Michael J. Richardson, associate professor of psychology, and psychology doctoral student Auriel Washburn are photographed in UC's Center for Cognition, Action and Perception.
Michael J. Richardson, associate professor of psychology, and psychology doctoral student Auriel Washburn are photographed in UC's Center for Cognition, Action and Perception.


The researchers say the study demonstrates that inherent delays in the nervous system may play a constructive role in enabling individuals to anticipate the movement of others.

Human behavior, explain the researchers, can be highly unpredictable in how humans react or move. It’s not always a clear, stable pattern. The study aimed to explore how one person is able to coordinate with the movements of another person when the movements are unpredictable and chaotic.  For example, such chaotic movement can occur between athletes coordinating with each other on a team, or between people working in tandem on chores like loading a dishwasher, or navigating a room packed with people.

“In addition to the fact that we know we have these intrinsic delays in our nervous system, our experiment sort of built on and exaggerated those delays, and demonstrated how they can increase one’s ability to anticipate the chaotic movements of another co-actor,” says Washburn.

The study focused on an arm movement task involving a total of 22 people divided into 11 pairs. A leader and follower controlled dots on a screen, using hand-held motion tracking sensors. The leader was taught to produce chaotic and unpredictable movements, and the follower was asked to reproduce and synchronize with the leader’s movements. After introducing a small feedback delay between when the follower would physically move and when their dot moved on the screen, the researchers found that, contrary to traditional thinking that a feedback delay would be a hindrance to coordination, the delay actually allowed the follower to better anticipate the unpredictable and chaotic movements of the leader.

“The results of this study are profound, because it could potentially change the way we understand how the nervous system works and how perpetual-motor delays play a role in human behavior,” says Washburn’s co-researcher and advisor, Michael J. Richardson, an associate professor of psychology.

Michael J. Richardson, associate professor of psychology, and psychology doctoral student Auriel Washburn are photographed in UC's Center for Cognition, Action and Perception.

The researchers say the discovery could also impact future research into areas such as the development of robotics, with the addition of small feedback delays enabling those systems to better anticipate unpredictable human behavior. “These findings could aid in the development of any artificial system that works with a human,” says Richardson.

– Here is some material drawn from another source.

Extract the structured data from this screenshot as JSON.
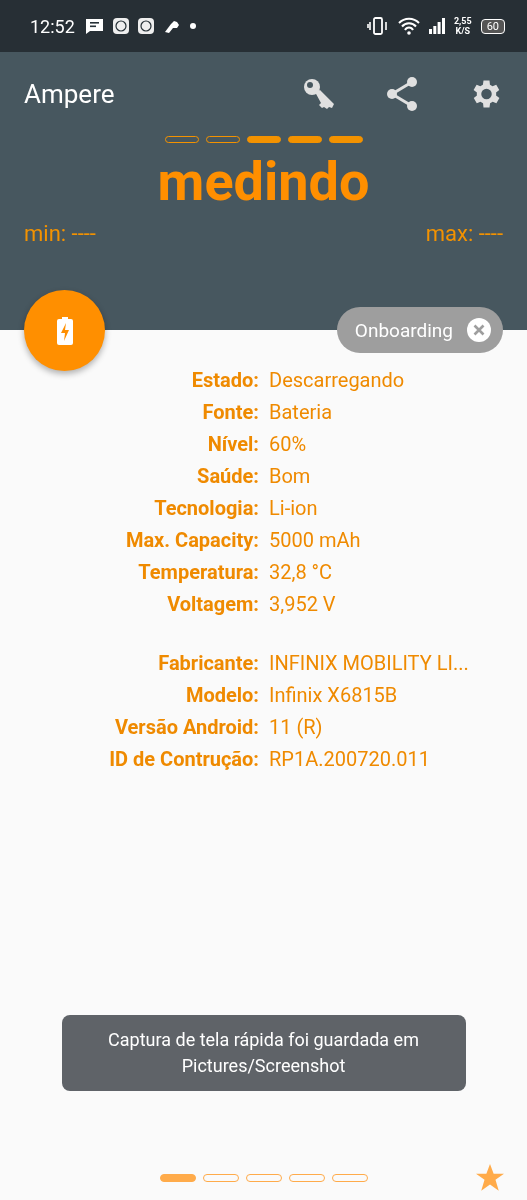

The research was conducted in the UC Department of Psychology’s Center for Cognition, Action and Perception.  Funding for the study was supported by a $1.4 million grant from the National Institutes of Health awarded to the UC Department of Psychology in 2013. The five-year grant supports the development of computerized models to examine how social interaction and movement influence each other.

Co-authors on the paper are Rachel W. Kallen, a UC assistant professor of psychology; Charles A. Coey, a UC doctoral student in psychology; Kevin Shockley, a UC professor of psychology; and Richardson, the primary investigator on the NIH grant.